Aaron Levine, a chorus member in the oratorio, said performing “Considering Matthew Shepard” was impactful to him as he has many friends who identify as LGBTQ2+. He said the oratorio speaks to those who identify within that group.

“It's a force for hope and understanding for those who are like Matthew. And I think of course that's super important, but to express that through music and song, it elevates it to a whole other level of understanding,” Levine said. “We can all understand music and therefore we can all understand what this is about.”

Valerie Rumph, who attended the oratorio, wept during the performance. Her emotions swelled through the story, and the music led to her saying it was a powerful show to see.

“I always hope that we’re going to live in a better world where things like [Shepard’s death] don’t happen anymore,” Rumph said. “20 years later, I’m still not sure we’re there yet, but I’m hopeful that we’ll get there.”

Patricia Rice is the president of the Choral Artistry Board of Directors. She said Matthew Shepard’s death brought much attention to brutalities and hate crimes against the LGBTQ2+ community. However, it took 11 years after Shepard’s death for the federal definition of a hate crime to include crimes against people due to sexual orientation or gender identity, through the Matthew Shepard and James Byrd, Jr. Hate Crimes Prevention Act of 2009.

While the federal definition of a hate crime now protects those who identify as LGBTQ2+, several states do not have federal hate crime laws included in their state laws, according to the United States Department of Justice. This includes Wyoming, where Shepard was killed.

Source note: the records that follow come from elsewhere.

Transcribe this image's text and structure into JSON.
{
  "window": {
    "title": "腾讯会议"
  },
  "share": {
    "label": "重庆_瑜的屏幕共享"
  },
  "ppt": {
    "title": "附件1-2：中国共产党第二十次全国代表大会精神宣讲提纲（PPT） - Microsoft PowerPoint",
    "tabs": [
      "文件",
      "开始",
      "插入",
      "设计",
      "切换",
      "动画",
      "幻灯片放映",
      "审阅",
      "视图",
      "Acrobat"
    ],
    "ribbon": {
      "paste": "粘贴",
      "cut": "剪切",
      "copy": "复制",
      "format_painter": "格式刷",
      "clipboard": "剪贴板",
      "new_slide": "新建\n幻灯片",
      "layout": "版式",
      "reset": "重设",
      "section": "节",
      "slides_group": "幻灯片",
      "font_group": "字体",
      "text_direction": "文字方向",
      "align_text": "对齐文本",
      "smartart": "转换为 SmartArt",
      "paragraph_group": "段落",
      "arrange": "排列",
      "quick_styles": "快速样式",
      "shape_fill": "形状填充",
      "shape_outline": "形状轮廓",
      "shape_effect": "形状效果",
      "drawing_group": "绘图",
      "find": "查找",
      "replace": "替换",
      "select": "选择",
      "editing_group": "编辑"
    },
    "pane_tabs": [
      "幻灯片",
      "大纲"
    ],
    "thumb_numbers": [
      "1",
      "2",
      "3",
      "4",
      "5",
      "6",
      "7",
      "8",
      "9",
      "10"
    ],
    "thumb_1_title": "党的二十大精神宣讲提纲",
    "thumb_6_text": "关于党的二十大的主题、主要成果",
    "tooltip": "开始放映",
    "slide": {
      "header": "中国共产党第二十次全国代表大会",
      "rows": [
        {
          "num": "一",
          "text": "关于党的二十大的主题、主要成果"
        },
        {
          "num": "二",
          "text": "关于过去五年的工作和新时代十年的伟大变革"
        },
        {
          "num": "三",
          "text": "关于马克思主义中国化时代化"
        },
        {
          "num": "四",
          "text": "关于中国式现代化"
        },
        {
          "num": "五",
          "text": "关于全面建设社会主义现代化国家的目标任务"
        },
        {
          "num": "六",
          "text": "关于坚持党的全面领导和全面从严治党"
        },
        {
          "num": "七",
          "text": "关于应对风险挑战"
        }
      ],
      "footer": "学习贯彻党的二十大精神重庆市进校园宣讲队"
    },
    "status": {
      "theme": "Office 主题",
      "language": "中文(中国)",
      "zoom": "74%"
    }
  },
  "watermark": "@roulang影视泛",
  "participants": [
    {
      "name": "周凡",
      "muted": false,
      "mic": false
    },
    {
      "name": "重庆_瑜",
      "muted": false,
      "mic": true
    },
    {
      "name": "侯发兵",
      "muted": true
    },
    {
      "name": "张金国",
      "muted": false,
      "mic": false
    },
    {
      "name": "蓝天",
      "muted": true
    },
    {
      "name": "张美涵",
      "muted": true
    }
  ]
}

Rice said she believes it’s important for people to not only be aware of Shepard’s story, but what his story means in the midst of conflict and divisiveness.

“There is a way to find healing, and hope, and love, and unity, and to break down the sound of divisiveness and tearing each other apart,” Rice said. “It gets us nowhere. how we succeed is remembering to love each other and to find healing with each other.”